When I first discovered Punt e Mes I felt like I’d been initiated into a secret club. It was in the 80’s. I was taking an Italian language class (one of the many I’ve taken over the course of too-many-to-mention years). There were just 5 of us around our teacher’s dining room table delving into Italian in a conversational, relaxed and fun way.
Bretta Bracali was our teacher. She was a stunningly beautiful woman with a sharp Italian-Roman style. She taught with enthusiasm and class. And we all loved her, which helped us learn. I was living in NYC at the time and Bretta’s apartment was in the world-class Ansonia “Hotel” on the Upper West Side of Manhattan. The building is impressively ornate and huge. It always felt like a privilege just to have someone to visit there (later my tax accountant had offices there, too).
Bretta was on one of the highest floors. She had porthole-sized windows that were near the floor. If you leaned down and peeked out you’d see Broadway stretching out with its army of taxis.
One night she brought out a few small glasses and a bottle of Punt e Mes. No one had ever heard of it and I believe she had just brought it back from Italy. She didn’t describe it or say much about it, just gave us all some to taste as we struggled through speaking and understanding Italian.
I understood the Italian of Punt e Mes right away. The drink, on some rocks and maybe with a lemon twist, tastes like Italy. It’s a fortified wine, a vermouth, but it’s filled with subtle essences that are a little bitter and little floral and a little tart. If I want to feel like I’m in the atmosphere of a Roman street or an Umbrian hilltown or any number of quintessential Italian locations, I drink a little Punt e Mes.
I always remember one of Bretta’s language teaching points. To demonstrate how to pronounce a double consonant in Italian, she took your hand and pulled as you hung on. She’d say: “spaghet-ti.” And let your hand go between the two “t’s” (like pulling taffy together that just suddenly broke) …you got the idea of pronouncing both “t’s.”

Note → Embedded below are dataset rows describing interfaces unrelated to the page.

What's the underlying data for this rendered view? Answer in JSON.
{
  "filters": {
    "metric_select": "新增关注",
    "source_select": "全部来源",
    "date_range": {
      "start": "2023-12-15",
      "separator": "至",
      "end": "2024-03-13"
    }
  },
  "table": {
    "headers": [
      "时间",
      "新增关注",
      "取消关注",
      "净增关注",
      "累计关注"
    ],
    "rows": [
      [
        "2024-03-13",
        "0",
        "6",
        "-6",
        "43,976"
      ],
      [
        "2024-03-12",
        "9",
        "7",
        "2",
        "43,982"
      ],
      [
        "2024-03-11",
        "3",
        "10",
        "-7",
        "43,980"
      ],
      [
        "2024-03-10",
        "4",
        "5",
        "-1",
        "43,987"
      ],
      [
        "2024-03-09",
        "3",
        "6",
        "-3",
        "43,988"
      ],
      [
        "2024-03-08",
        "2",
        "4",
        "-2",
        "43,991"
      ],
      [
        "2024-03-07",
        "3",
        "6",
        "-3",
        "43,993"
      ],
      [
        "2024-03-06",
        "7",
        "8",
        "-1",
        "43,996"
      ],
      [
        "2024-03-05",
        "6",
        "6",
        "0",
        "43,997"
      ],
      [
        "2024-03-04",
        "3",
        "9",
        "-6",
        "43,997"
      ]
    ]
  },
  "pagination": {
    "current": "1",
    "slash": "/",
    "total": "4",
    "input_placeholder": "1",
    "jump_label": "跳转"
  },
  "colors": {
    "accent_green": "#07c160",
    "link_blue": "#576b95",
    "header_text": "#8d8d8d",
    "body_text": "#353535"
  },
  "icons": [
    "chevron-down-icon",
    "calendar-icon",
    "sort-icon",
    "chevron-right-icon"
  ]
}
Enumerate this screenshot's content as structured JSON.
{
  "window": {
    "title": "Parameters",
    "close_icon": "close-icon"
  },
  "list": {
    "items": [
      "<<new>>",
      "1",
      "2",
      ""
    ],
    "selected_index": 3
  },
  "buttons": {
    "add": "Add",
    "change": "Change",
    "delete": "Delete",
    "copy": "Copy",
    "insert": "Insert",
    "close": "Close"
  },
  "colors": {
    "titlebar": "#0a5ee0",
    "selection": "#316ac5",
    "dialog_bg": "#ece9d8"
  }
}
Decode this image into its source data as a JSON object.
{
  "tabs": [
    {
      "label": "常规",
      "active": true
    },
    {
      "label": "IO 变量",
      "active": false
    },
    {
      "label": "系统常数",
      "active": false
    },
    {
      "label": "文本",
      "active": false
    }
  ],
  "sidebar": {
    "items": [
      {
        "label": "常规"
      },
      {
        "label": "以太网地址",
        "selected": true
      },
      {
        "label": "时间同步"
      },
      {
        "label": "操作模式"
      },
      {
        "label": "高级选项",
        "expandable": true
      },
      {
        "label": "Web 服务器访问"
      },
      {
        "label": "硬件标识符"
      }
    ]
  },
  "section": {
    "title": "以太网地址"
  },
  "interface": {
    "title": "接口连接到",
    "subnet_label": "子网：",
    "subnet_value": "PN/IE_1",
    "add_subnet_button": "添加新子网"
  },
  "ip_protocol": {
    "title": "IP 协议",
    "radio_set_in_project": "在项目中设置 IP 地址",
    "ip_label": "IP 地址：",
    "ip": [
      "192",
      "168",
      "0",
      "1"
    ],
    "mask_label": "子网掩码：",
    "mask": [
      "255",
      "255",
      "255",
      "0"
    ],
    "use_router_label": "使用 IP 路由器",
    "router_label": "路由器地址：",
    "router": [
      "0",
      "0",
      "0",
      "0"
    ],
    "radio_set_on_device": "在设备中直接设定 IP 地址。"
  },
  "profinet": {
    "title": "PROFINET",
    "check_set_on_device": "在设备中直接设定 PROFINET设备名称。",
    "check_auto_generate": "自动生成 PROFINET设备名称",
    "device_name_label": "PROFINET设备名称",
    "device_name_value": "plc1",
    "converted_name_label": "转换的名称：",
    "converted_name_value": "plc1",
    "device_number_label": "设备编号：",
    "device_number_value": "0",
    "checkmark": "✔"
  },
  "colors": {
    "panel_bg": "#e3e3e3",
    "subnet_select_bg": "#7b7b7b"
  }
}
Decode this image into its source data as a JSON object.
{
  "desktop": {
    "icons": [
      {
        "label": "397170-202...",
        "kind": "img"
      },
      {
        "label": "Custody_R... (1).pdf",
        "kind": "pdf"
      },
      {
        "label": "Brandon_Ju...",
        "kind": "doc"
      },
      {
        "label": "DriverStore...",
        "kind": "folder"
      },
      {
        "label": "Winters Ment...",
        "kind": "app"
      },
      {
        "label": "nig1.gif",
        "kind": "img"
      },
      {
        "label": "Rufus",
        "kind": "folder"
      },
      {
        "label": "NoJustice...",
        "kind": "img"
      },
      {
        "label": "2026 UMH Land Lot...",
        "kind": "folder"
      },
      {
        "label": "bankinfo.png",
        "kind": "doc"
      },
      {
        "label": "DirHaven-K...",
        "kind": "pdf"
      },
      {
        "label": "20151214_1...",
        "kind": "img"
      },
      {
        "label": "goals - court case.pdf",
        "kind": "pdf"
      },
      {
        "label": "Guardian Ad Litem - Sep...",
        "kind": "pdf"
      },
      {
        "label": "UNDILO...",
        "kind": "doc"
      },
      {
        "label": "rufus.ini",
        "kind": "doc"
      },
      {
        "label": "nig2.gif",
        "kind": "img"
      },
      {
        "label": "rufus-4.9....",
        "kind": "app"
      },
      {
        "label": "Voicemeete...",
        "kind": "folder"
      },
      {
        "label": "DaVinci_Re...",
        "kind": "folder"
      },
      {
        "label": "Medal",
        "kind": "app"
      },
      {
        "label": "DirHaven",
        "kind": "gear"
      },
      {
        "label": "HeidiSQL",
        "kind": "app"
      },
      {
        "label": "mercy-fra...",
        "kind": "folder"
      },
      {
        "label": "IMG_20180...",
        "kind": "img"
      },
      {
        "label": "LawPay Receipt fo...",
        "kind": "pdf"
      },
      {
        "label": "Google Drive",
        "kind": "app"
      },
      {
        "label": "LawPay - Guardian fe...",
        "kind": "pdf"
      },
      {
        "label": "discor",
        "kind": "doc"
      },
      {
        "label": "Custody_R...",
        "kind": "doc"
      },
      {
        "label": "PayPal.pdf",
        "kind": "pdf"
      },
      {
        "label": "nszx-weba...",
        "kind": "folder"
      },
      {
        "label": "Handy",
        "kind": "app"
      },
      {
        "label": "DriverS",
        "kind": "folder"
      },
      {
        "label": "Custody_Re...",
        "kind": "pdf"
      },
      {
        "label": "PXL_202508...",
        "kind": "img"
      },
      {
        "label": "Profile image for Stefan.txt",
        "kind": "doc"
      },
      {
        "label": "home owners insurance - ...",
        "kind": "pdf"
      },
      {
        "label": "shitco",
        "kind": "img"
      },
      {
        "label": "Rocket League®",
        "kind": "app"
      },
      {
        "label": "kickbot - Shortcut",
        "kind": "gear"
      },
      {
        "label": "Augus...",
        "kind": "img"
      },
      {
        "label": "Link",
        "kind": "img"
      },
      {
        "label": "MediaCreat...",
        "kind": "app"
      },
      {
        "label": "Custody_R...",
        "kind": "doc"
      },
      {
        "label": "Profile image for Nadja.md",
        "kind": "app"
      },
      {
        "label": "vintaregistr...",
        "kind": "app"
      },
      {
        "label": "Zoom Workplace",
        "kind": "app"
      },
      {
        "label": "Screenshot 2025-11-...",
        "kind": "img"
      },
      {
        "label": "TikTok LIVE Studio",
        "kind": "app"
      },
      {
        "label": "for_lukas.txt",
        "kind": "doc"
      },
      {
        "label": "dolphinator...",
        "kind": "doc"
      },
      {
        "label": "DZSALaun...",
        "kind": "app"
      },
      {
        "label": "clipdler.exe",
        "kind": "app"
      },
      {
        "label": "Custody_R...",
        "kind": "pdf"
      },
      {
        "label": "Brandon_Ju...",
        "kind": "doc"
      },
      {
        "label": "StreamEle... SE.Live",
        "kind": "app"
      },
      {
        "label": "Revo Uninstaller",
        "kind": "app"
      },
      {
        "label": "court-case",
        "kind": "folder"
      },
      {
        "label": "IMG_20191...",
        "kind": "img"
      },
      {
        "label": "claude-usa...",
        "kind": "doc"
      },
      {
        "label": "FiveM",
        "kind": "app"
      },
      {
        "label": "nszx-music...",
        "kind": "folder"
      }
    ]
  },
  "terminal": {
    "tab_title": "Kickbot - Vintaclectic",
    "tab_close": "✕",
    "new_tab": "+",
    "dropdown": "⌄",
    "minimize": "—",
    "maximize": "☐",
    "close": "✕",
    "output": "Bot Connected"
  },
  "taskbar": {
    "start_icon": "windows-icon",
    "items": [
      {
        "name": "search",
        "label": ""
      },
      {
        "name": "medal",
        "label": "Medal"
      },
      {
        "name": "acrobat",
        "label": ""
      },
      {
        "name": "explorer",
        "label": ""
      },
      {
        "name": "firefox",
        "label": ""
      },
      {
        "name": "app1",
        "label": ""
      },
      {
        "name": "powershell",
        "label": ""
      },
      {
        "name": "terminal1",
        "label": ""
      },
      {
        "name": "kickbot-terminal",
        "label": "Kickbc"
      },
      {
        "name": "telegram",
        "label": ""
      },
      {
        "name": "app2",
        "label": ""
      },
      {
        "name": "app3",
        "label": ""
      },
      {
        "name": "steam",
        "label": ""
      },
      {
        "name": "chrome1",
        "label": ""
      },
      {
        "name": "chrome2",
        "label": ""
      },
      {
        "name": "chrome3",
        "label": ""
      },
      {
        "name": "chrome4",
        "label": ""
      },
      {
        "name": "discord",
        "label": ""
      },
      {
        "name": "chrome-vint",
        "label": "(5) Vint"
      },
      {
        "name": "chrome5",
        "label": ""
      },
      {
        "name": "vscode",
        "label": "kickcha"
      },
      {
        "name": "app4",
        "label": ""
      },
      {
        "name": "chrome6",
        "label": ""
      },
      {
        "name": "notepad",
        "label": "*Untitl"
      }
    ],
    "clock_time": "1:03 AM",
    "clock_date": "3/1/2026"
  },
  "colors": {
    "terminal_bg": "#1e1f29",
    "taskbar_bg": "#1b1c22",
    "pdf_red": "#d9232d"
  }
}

Writing about her made me look her up on Google. She’s still teaching Italian. Here’s her website: